“We came together with a passion for a project. We would do a course on women and their bodies, and if women were excited about the material, they would take it into their communities, their neighborhoods and just pass on the information.”—Miriam Hawley

  Photo by Ann Popkin

Photo by Ann Popkin

In May of 1969, 12 women ranging in age from 23 to 39 met at a Boston feminist conference and began a discussion about health care and their bodies – an event which helped to launch the women’s health movement.  Spurred by those discussions, they decided to research and discuss what they were learning about themselves, their bodies, and their health.

That fall they taught a course at MIT on women’s health, and soon after published a 193-page course booklet entitled Women and Their Bodies.

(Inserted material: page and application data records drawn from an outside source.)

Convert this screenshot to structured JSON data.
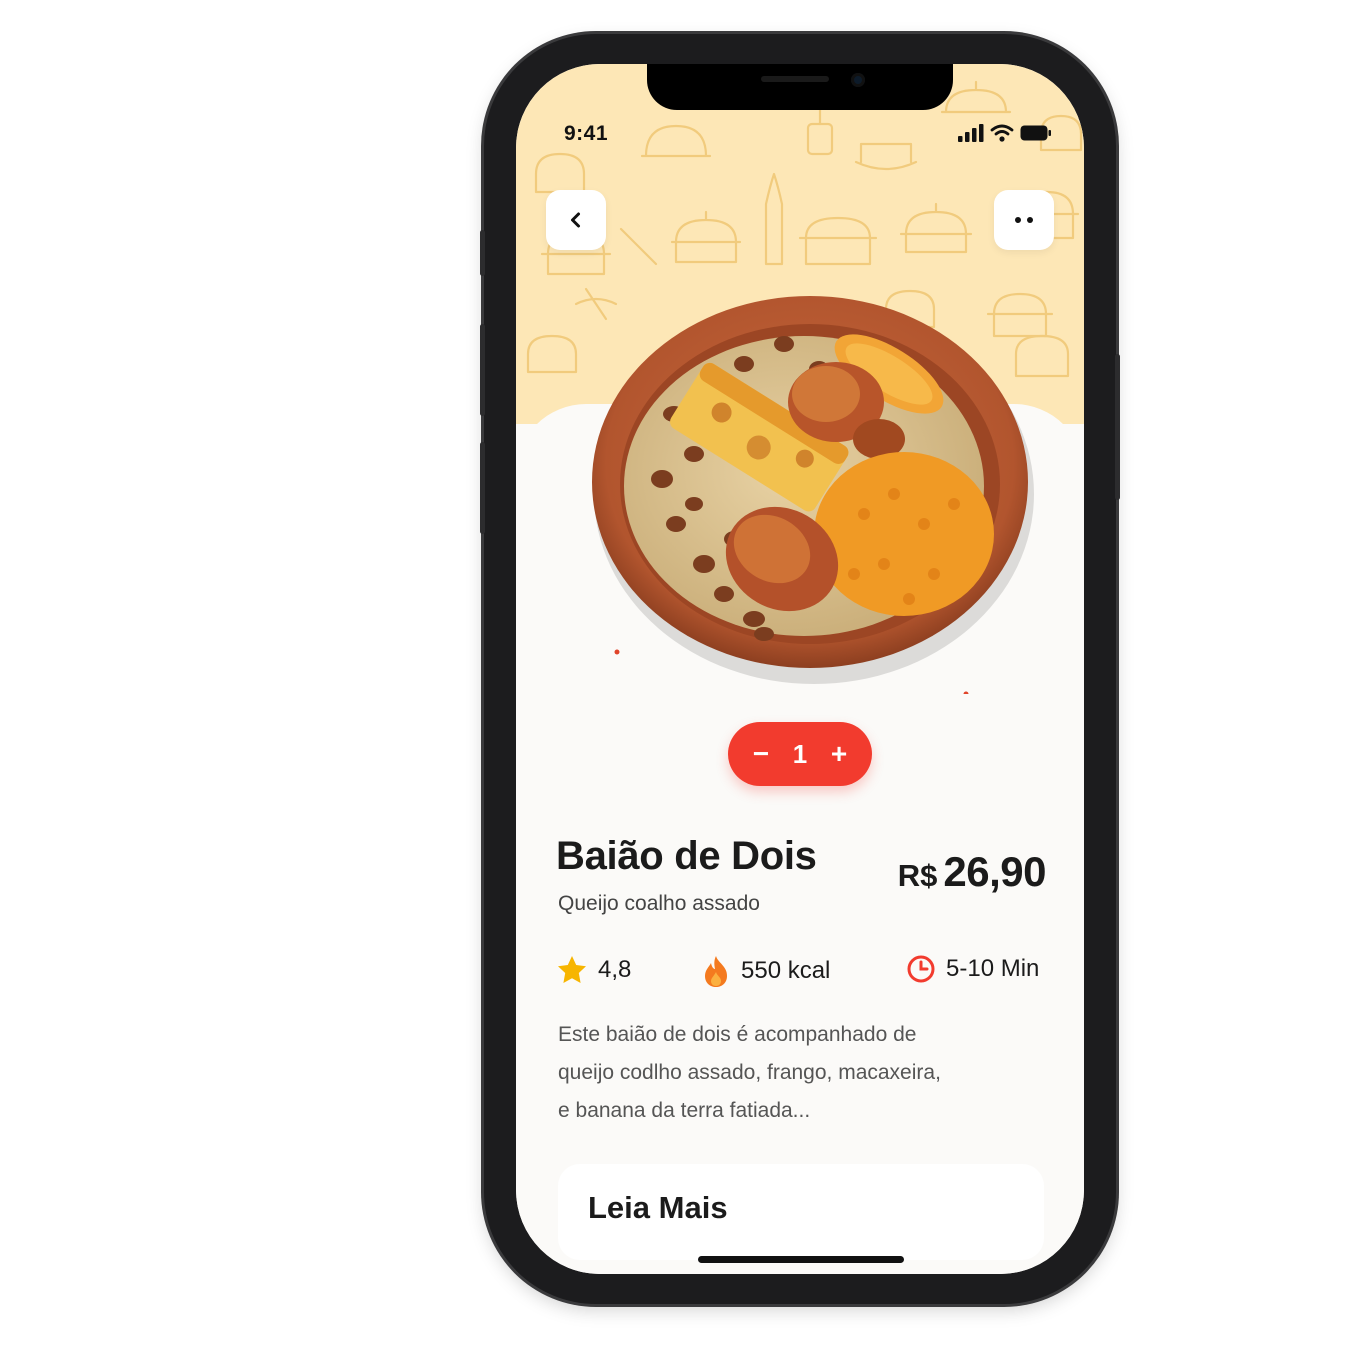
{
  "status_bar": {
    "time": "9:41"
  },
  "header": {
    "back_icon": "chevron-left-icon",
    "more_icon": "more-dots-icon"
  },
  "product": {
    "name": "Baião de Dois",
    "subtitle": "Queijo coalho assado",
    "currency": "R$",
    "price": "26,90",
    "quantity": "1",
    "decrement_label": "−",
    "increment_label": "+"
  },
  "stats": {
    "rating": "4,8",
    "calories": "550 kcal",
    "time": "5-10 Min"
  },
  "description": {
    "line1": "Este baião de dois é acompanhado de",
    "line2": "queijo codlho assado, frango, macaxeira,",
    "line3": "e banana da terra fatiada..."
  },
  "read_more_label": "Leia Mais",
  "colors": {
    "accent": "#f23b2e",
    "hero_bg": "#fde7b6",
    "star": "#f7b500",
    "flame": "#f47a1f"
  }
}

That evolved into Our Bodies, Ourselves, one of the most long-lasting achievements of the women’s movement.  Time Magazine named it one of the 100 most important works of non-fiction.  Our Bodies, Ourselves has sold millions of copies around the world and has been translated into more than two dozen languages

Individual bios
www.ourbodiesourselves.org

"People who had post partum depressions worked on the post partum chapter. People who had abortions worked on the abortion chapter. We always said the personal is political, the political is personal and there it was.”—Vilunya Diskin

  INTERVIEWEES, from left to right: Miriam Hawley, Jane Pincus, Joan Ditzion, Paula Doress-Worters, Wendy Sanford, Judy Norsigian, Vilunya Diskin, Pam Berger.

INTERVIEWEES, from left to right: Miriam Hawley, Jane Pincus, Joan Ditzion, Paula Doress-Worters, Wendy Sanford, Judy Norsigian, Vilunya Diskin, Pam Berger.